Work instruction
Please copy out every line in the records below that includes the word "this".

App and web page records
★ ★ ★ ★

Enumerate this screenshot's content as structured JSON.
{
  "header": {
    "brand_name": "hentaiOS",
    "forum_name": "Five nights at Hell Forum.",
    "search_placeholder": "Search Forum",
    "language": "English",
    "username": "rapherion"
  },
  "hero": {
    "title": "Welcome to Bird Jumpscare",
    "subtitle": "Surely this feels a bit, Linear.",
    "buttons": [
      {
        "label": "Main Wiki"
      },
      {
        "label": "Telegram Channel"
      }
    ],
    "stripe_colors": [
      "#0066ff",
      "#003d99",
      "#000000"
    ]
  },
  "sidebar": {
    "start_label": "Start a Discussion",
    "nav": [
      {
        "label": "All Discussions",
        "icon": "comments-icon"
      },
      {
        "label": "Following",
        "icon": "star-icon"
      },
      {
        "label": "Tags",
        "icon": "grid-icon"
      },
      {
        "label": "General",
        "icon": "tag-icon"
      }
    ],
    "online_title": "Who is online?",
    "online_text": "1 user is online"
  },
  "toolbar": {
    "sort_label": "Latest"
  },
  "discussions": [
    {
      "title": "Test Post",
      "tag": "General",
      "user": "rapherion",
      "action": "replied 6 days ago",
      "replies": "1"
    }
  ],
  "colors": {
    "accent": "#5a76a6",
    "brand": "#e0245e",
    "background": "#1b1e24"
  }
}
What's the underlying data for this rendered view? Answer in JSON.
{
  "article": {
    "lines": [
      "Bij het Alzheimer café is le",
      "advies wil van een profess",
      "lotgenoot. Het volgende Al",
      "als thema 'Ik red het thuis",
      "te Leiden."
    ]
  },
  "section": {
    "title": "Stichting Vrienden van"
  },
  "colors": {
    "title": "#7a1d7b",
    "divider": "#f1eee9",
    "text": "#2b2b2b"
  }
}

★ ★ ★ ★

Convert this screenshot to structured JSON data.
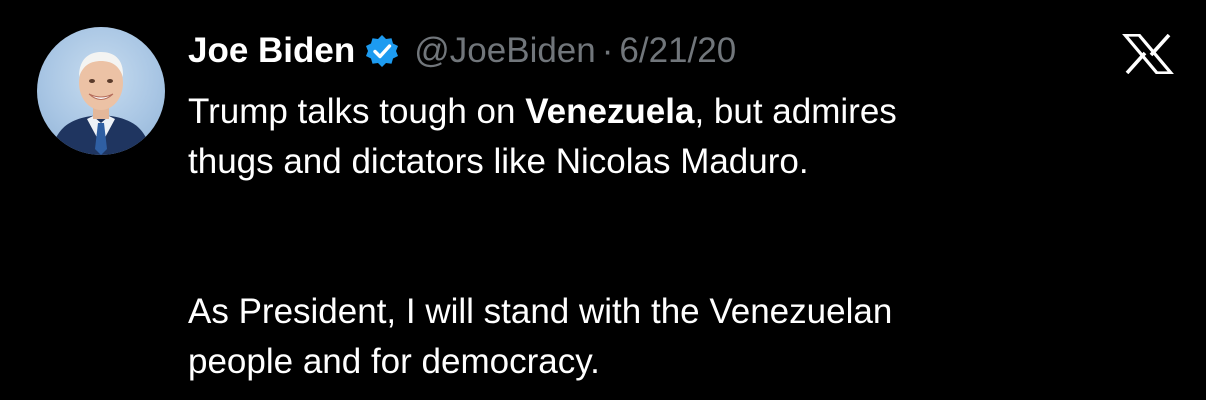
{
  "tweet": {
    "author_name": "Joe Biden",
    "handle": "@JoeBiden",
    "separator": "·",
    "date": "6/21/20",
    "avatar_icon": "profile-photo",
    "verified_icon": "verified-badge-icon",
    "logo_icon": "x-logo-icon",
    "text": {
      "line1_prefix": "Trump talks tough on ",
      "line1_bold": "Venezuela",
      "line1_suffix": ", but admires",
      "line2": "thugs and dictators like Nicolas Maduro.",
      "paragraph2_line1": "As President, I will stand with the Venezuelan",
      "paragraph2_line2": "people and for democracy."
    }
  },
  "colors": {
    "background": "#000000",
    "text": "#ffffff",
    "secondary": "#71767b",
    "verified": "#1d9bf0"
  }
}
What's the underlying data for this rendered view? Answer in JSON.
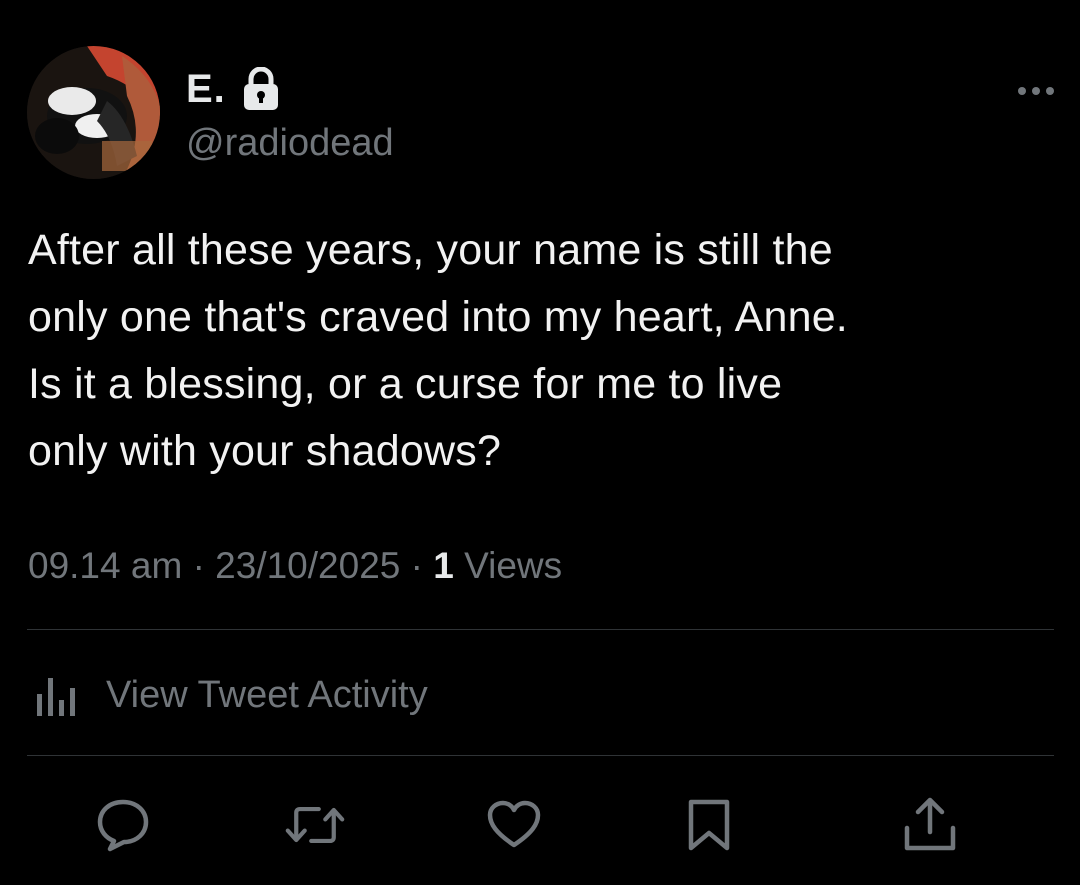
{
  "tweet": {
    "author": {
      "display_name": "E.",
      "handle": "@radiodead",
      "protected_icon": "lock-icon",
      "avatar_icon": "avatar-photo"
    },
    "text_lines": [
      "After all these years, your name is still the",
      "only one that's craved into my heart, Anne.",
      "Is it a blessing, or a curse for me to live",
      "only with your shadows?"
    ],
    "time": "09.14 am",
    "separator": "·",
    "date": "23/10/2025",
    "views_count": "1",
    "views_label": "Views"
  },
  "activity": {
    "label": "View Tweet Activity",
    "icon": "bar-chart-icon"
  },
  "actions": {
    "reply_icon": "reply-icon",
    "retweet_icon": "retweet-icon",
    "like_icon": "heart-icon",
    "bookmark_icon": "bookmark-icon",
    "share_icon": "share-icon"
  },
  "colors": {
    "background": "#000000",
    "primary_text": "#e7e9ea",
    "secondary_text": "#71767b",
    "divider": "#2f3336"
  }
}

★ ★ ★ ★

Response area
Enumerate this screenshot's content as structured JSON.
    "subtitle": "Surely this feels a bit, Linear.",
What's the underlying data for this rendered view? Answer in JSON.
Convert this screenshot to structured JSON data.
What's the underlying data for this rendered view? Answer in JSON.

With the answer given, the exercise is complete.